Task objective: Note how many lines in these entries contain "para", and reply with that number alone.

Extracted records:
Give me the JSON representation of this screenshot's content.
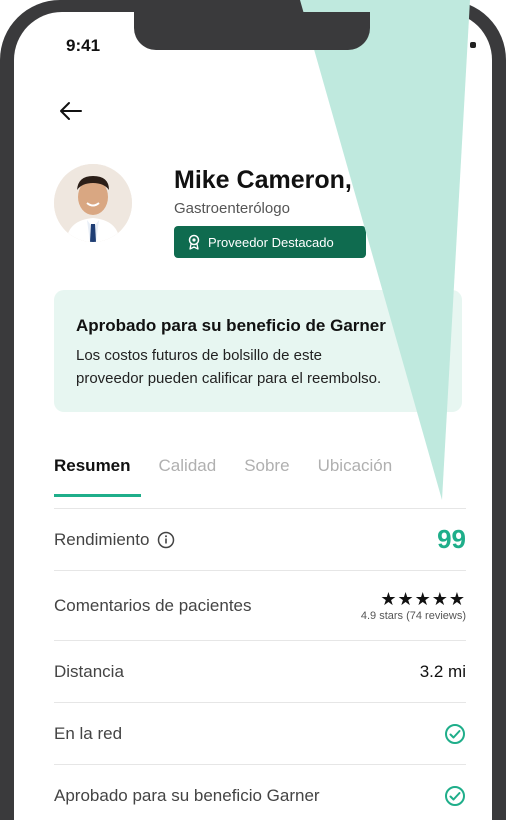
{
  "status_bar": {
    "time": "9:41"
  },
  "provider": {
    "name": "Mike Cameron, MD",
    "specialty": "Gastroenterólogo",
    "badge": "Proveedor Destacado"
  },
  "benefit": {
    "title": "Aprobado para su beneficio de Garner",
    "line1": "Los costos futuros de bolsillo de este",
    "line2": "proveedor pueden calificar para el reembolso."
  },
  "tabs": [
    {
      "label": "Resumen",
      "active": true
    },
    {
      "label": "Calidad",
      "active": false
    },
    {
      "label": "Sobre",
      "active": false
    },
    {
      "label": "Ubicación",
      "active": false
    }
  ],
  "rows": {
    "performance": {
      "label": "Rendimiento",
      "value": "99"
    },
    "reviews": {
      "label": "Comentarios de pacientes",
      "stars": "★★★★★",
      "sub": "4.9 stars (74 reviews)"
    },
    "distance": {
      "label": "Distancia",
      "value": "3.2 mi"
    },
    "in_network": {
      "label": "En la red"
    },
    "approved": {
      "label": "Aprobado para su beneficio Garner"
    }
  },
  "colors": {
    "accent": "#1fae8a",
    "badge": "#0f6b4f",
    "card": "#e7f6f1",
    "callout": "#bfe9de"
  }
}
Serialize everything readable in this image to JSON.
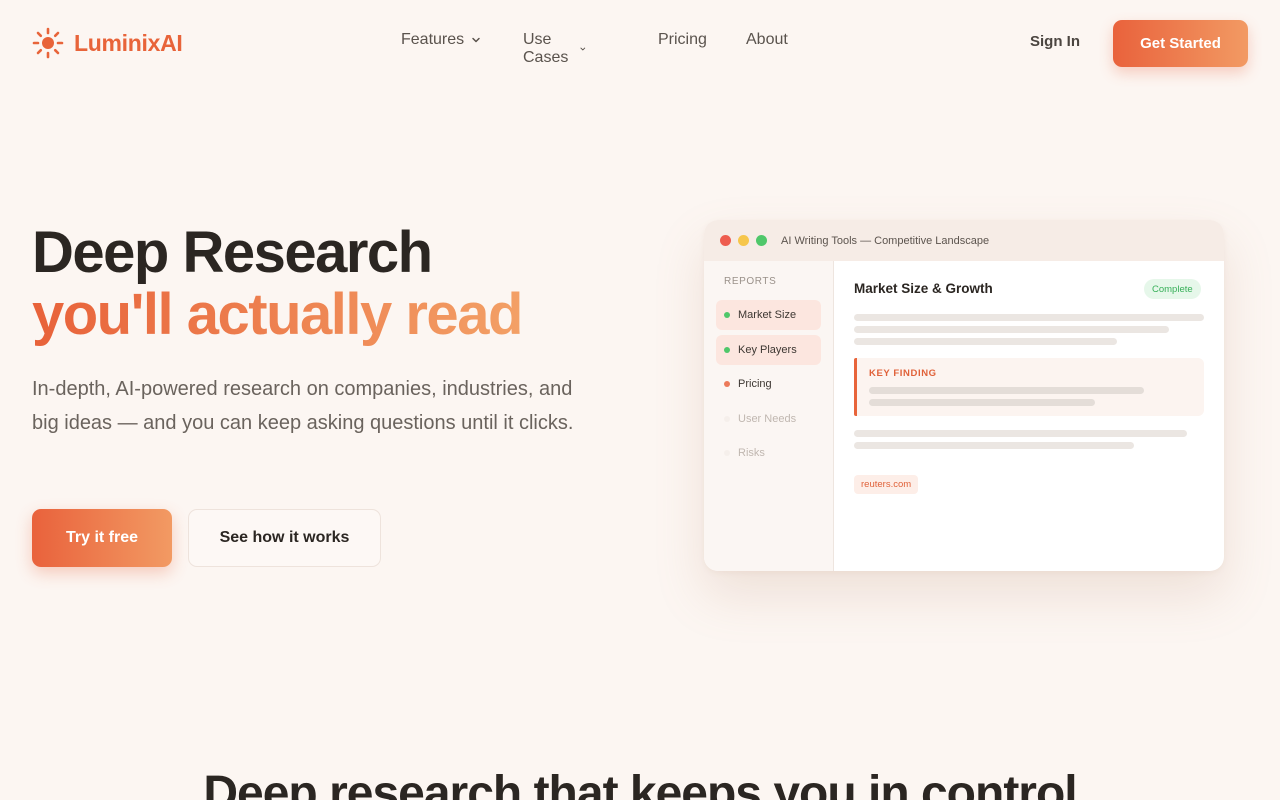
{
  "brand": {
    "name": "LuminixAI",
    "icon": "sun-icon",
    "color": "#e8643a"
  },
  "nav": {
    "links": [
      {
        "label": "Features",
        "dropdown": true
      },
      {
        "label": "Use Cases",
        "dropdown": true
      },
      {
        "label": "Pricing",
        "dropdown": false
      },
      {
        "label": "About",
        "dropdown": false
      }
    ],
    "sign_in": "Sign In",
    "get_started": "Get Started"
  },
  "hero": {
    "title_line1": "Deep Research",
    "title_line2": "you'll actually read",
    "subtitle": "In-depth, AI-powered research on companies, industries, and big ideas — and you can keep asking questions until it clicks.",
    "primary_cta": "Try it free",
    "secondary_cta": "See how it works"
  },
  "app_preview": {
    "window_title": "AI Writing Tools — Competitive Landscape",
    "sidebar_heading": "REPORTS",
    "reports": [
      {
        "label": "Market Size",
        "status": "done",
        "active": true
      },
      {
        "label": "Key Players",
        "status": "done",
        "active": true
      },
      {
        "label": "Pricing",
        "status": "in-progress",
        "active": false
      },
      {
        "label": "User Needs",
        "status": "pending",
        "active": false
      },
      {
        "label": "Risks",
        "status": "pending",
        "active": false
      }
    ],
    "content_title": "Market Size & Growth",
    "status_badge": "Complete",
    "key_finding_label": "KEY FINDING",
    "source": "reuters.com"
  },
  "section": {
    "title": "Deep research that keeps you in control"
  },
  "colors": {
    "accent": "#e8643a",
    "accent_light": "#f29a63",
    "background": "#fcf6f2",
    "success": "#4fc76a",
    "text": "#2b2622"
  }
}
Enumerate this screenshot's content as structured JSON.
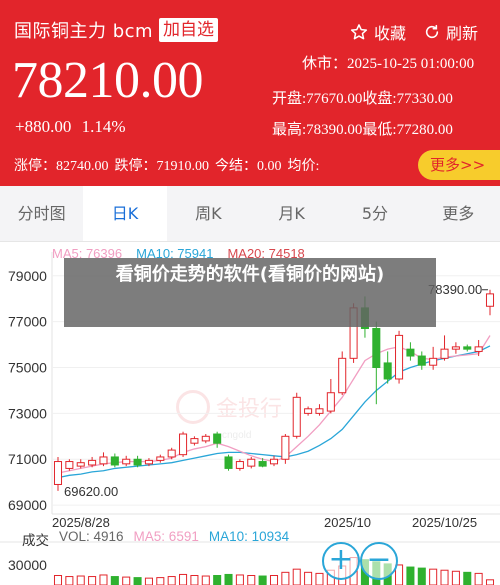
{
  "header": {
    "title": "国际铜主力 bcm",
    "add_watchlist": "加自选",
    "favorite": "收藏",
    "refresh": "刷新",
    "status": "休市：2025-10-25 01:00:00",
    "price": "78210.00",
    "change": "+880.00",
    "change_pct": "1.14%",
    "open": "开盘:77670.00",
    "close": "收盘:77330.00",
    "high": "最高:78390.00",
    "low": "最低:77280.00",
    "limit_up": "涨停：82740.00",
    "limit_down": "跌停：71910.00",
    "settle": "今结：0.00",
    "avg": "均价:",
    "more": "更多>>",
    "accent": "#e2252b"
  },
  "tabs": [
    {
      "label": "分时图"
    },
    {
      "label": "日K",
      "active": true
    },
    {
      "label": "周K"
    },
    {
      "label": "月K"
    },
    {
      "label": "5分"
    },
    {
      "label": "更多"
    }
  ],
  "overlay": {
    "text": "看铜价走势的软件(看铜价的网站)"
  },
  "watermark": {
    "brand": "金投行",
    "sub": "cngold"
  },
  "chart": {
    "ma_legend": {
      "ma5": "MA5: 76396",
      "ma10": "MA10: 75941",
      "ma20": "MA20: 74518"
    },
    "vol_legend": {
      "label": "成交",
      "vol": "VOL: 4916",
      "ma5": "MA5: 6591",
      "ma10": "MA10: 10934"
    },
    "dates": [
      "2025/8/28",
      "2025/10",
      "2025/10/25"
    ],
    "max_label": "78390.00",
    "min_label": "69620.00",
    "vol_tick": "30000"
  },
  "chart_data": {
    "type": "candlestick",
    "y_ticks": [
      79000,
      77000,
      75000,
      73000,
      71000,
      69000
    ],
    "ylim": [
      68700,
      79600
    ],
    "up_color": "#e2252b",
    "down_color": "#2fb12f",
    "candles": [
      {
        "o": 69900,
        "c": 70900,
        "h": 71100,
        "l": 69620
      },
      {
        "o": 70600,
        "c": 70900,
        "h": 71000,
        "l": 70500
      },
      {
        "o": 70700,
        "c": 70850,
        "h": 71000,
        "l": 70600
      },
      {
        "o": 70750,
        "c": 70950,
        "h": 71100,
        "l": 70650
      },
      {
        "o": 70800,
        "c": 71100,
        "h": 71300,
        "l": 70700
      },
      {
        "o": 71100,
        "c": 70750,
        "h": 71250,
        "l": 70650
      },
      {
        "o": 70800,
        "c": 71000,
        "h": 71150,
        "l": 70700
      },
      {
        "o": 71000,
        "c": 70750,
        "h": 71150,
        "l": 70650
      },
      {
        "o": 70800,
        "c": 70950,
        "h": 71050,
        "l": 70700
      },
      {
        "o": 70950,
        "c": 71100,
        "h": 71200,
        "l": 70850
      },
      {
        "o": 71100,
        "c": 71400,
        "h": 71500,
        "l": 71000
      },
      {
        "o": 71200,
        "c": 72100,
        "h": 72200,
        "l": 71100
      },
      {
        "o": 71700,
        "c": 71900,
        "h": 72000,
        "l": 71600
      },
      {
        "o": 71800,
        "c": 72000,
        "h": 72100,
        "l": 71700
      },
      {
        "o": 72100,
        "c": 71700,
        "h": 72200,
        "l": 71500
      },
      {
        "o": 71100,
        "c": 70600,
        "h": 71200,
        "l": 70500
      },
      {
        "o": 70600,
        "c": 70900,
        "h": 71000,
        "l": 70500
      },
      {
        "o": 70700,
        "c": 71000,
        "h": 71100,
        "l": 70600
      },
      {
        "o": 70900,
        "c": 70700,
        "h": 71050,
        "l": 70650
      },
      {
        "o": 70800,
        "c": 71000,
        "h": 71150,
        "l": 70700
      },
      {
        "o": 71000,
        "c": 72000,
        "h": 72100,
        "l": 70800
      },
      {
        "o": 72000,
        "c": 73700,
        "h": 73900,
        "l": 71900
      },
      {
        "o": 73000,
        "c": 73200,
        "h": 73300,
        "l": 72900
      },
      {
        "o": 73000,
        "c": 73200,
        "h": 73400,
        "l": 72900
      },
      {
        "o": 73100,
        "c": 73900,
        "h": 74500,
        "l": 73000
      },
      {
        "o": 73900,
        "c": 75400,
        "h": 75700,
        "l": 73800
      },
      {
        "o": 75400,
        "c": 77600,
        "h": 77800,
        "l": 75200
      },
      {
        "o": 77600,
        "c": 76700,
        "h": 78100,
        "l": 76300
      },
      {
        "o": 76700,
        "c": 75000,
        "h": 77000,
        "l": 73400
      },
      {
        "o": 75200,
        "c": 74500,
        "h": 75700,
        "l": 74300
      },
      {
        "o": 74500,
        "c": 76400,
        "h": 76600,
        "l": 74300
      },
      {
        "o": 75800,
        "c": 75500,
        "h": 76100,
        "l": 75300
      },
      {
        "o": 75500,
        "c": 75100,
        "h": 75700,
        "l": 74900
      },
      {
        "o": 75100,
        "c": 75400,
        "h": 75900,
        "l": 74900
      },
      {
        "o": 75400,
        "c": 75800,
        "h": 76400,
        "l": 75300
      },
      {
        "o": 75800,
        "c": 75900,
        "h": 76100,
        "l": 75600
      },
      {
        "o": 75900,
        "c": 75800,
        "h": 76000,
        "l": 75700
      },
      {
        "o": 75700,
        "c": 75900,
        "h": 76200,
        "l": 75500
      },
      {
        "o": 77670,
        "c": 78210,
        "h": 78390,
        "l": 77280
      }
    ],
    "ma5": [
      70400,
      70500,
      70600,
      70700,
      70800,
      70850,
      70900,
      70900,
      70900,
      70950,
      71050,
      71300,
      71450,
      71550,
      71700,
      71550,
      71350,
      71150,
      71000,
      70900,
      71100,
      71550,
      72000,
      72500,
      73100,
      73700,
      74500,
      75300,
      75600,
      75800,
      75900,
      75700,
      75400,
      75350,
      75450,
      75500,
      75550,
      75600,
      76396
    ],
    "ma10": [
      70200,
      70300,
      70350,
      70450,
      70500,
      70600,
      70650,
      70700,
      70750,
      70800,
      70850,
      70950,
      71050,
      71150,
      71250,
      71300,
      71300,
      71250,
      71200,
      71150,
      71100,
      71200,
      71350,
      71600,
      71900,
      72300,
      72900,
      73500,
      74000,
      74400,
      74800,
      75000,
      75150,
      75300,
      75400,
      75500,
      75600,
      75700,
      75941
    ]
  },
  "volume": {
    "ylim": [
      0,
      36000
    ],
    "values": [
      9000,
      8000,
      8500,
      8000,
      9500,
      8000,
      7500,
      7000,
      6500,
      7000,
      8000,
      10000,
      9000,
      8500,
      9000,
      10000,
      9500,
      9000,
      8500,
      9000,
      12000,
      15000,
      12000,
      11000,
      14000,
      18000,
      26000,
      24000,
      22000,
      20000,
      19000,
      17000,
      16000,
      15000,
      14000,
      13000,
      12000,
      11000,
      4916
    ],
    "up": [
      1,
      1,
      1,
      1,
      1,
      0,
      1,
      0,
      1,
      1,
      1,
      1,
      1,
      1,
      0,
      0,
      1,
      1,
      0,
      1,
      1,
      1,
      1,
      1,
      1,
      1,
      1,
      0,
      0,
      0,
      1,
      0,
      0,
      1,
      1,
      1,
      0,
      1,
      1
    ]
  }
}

Answer below: 3